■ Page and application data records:

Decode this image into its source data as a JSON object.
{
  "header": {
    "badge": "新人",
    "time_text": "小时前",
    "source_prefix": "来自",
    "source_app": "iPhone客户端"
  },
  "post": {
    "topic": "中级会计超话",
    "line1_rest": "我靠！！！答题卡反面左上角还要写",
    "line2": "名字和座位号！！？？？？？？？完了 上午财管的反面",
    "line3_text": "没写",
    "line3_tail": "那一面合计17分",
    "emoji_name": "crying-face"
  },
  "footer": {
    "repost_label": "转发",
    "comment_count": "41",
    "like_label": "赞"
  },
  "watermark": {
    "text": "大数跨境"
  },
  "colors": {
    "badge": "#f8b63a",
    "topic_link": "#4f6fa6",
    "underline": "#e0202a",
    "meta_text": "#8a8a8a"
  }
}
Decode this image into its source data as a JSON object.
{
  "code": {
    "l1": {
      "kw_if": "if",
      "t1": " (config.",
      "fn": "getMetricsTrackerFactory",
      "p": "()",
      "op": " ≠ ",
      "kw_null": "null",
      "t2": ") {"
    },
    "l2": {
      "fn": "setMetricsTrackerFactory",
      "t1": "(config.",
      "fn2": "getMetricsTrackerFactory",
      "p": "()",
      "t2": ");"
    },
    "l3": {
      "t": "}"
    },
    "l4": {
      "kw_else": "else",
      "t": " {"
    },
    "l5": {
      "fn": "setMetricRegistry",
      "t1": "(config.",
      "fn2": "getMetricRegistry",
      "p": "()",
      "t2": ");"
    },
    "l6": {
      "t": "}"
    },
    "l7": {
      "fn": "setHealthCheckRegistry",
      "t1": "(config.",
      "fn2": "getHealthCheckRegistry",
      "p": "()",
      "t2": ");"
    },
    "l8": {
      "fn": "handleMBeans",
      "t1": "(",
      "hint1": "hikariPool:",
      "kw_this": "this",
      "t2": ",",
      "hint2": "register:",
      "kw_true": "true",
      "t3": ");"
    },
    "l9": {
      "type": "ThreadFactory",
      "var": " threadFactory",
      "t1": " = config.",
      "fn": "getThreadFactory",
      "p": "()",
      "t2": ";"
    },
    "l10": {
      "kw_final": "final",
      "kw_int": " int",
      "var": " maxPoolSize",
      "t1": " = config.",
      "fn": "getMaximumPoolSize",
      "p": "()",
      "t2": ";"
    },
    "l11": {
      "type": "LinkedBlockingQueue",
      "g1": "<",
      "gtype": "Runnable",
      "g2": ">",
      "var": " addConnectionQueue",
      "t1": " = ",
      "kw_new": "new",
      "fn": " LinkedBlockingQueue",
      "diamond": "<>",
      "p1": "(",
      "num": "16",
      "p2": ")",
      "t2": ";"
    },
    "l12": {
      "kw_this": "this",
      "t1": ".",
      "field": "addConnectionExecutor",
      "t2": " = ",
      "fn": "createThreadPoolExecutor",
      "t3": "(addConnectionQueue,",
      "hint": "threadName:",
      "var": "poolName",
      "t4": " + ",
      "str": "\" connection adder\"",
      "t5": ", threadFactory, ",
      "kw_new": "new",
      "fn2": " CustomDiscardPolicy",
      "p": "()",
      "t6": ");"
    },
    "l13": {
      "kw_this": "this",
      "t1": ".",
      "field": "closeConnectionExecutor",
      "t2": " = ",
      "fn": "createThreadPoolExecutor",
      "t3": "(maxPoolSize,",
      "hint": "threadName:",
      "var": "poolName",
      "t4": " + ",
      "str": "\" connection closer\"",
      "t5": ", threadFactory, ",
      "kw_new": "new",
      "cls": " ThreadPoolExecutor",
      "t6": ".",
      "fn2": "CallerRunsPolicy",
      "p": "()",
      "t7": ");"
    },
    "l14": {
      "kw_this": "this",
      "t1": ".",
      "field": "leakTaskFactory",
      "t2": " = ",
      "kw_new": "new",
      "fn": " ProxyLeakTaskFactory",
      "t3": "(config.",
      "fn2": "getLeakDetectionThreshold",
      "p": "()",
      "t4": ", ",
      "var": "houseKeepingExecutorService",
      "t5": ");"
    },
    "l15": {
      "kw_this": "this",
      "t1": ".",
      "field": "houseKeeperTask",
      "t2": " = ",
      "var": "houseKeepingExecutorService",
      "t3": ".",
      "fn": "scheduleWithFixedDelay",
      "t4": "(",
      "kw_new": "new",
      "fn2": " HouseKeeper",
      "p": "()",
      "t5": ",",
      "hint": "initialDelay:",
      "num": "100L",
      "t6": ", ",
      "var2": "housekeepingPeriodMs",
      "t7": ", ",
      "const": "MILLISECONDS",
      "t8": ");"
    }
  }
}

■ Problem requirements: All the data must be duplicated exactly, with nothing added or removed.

■ Answer area:
Decode this image into its source data as a JSON object.
{
  "header": {
    "badge": "新人",
    "time_text": "小时前",
    "source_prefix": "来自",
    "source_app": "iPhone客户端"
  },
  "post": {
    "topic": "中级会计超话",
    "line1_rest": "我靠！！！答题卡反面左上角还要写",
    "line2": "名字和座位号！！？？？？？？？完了 上午财管的反面",
    "line3_text": "没写",
    "line3_tail": "那一面合计17分",
    "emoji_name": "crying-face"
  },
  "footer": {
    "repost_label": "转发",
    "comment_count": "41",
    "like_label": "赞"
  },
  "watermark": {
    "text": "大数跨境"
  },
  "colors": {
    "badge": "#f8b63a",
    "topic_link": "#4f6fa6",
    "underline": "#e0202a",
    "meta_text": "#8a8a8a"
  }
}
Decode this image into its source data as a JSON object.
{
  "code": {
    "l1": {
      "kw_if": "if",
      "t1": " (config.",
      "fn": "getMetricsTrackerFactory",
      "p": "()",
      "op": " ≠ ",
      "kw_null": "null",
      "t2": ") {"
    },
    "l2": {
      "fn": "setMetricsTrackerFactory",
      "t1": "(config.",
      "fn2": "getMetricsTrackerFactory",
      "p": "()",
      "t2": ");"
    },
    "l3": {
      "t": "}"
    },
    "l4": {
      "kw_else": "else",
      "t": " {"
    },
    "l5": {
      "fn": "setMetricRegistry",
      "t1": "(config.",
      "fn2": "getMetricRegistry",
      "p": "()",
      "t2": ");"
    },
    "l6": {
      "t": "}"
    },
    "l7": {
      "fn": "setHealthCheckRegistry",
      "t1": "(config.",
      "fn2": "getHealthCheckRegistry",
      "p": "()",
      "t2": ");"
    },
    "l8": {
      "fn": "handleMBeans",
      "t1": "(",
      "hint1": "hikariPool:",
      "kw_this": "this",
      "t2": ",",
      "hint2": "register:",
      "kw_true": "true",
      "t3": ");"
    },
    "l9": {
      "type": "ThreadFactory",
      "var": " threadFactory",
      "t1": " = config.",
      "fn": "getThreadFactory",
      "p": "()",
      "t2": ";"
    },
    "l10": {
      "kw_final": "final",
      "kw_int": " int",
      "var": " maxPoolSize",
      "t1": " = config.",
      "fn": "getMaximumPoolSize",
      "p": "()",
      "t2": ";"
    },
    "l11": {
      "type": "LinkedBlockingQueue",
      "g1": "<",
      "gtype": "Runnable",
      "g2": ">",
      "var": " addConnectionQueue",
      "t1": " = ",
      "kw_new": "new",
      "fn": " LinkedBlockingQueue",
      "diamond": "<>",
      "p1": "(",
      "num": "16",
      "p2": ")",
      "t2": ";"
    },
    "l12": {
      "kw_this": "this",
      "t1": ".",
      "field": "addConnectionExecutor",
      "t2": " = ",
      "fn": "createThreadPoolExecutor",
      "t3": "(addConnectionQueue,",
      "hint": "threadName:",
      "var": "poolName",
      "t4": " + ",
      "str": "\" connection adder\"",
      "t5": ", threadFactory, ",
      "kw_new": "new",
      "fn2": " CustomDiscardPolicy",
      "p": "()",
      "t6": ");"
    },
    "l13": {
      "kw_this": "this",
      "t1": ".",
      "field": "closeConnectionExecutor",
      "t2": " = ",
      "fn": "createThreadPoolExecutor",
      "t3": "(maxPoolSize,",
      "hint": "threadName:",
      "var": "poolName",
      "t4": " + ",
      "str": "\" connection closer\"",
      "t5": ", threadFactory, ",
      "kw_new": "new",
      "cls": " ThreadPoolExecutor",
      "t6": ".",
      "fn2": "CallerRunsPolicy",
      "p": "()",
      "t7": ");"
    },
    "l14": {
      "kw_this": "this",
      "t1": ".",
      "field": "leakTaskFactory",
      "t2": " = ",
      "kw_new": "new",
      "fn": " ProxyLeakTaskFactory",
      "t3": "(config.",
      "fn2": "getLeakDetectionThreshold",
      "p": "()",
      "t4": ", ",
      "var": "houseKeepingExecutorService",
      "t5": ");"
    },
    "l15": {
      "kw_this": "this",
      "t1": ".",
      "field": "houseKeeperTask",
      "t2": " = ",
      "var": "houseKeepingExecutorService",
      "t3": ".",
      "fn": "scheduleWithFixedDelay",
      "t4": "(",
      "kw_new": "new",
      "fn2": " HouseKeeper",
      "p": "()",
      "t5": ",",
      "hint": "initialDelay:",
      "num": "100L",
      "t6": ", ",
      "var2": "housekeepingPeriodMs",
      "t7": ", ",
      "const": "MILLISECONDS",
      "t8": ");"
    }
  }
}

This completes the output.